children, they may be expected to take something quite different from their experiences with that environment.

Given the likelihood of statistical and transaction interactions, it is difficult to tease apart the effects of nature and nurture. Two illustrations of an interactive approach follow. In the first, Casey (1996) hypothesized that girls with different brain organization patterns might be expected to respond differently to similar kinds of spatial experiences. She operationalized brain organization on the basis of handedness, which has been linked to different patterns of hemispheric dominance (Annett, 1985). She operationalized spatial experience as exposure to a math-science college curriculum, a curriculum that provides significant exposure to spatial thinking.
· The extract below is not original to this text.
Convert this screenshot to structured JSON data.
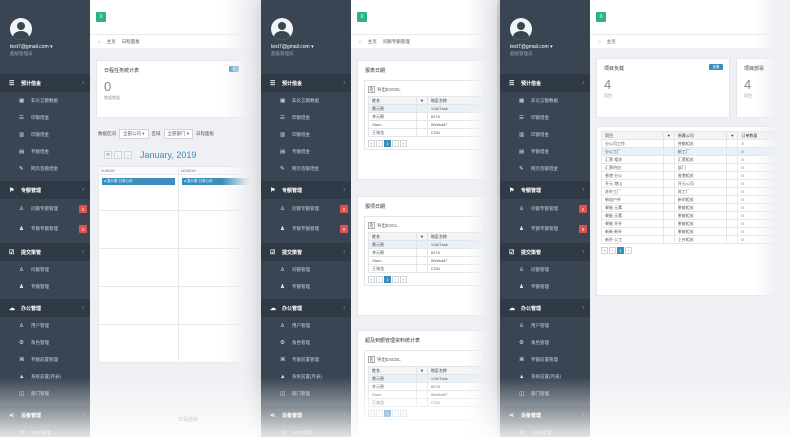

Although Casey acknowledged that college major is not purely an environmental variable (students self-select into majors; hence those who self-select into math and science may be expected to have relatively strong spatial skills), the self-selection component was held constant because all participants had self-selected into the major. Hence, the critical question was whether there would be differential effects of exposure to that college curriculum as a function of brain organization (measured by handedness). Consistent with the interactive hypothesis, her data show that the same curriculum enhanced spatial performance (measured by a mental rotation task) differentially in relation to students’ handedness.

A second illustration comes from work by Berenbaum and colleagues (e.g., Berenbaum et al., 1995; Resnick et al., 1986). Although this work is often taken as a demonstration of direct effects of biology (hormones) on spatial outcomes, it simultaneously speaks to the manner in which biology and experience may interact. For example, CAH girls, subjected to unusually high androgen levels prenatally, show greater spatial skills than do their non-CAH relatives (Resnick et al., 1986). One possible interpretation is a direct effect of prenatal androgens (and hence brain organization) on spatial skills. However, another possibility is that there is only an indirect effect. Berenbaum has shown that CAH girls prefer toys and activities more typical of boys than of girls (Berenbaum and Hines, 1992; Berenbaum and Snyder, 1995). Perhaps these preferences are driven by atypically high activity levels that lead CAH girls to prefer objects and activities that allow active, rather than passive, play. Under this scenario, CAH girls’ gravitation toward “boys’” toys stems from the fact that these toys support more action or manipulation, rather than from the fact that they support spatial play in particular; however, playing with these toys provides experience conducive to developing higher-level spatial skills.



The National Academies | 500 Fifth St. N.W. | Washington, D.C. 20001
Copyright © National Academy of Sciences. All rights reserved.
Terms of Use and Privacy Statement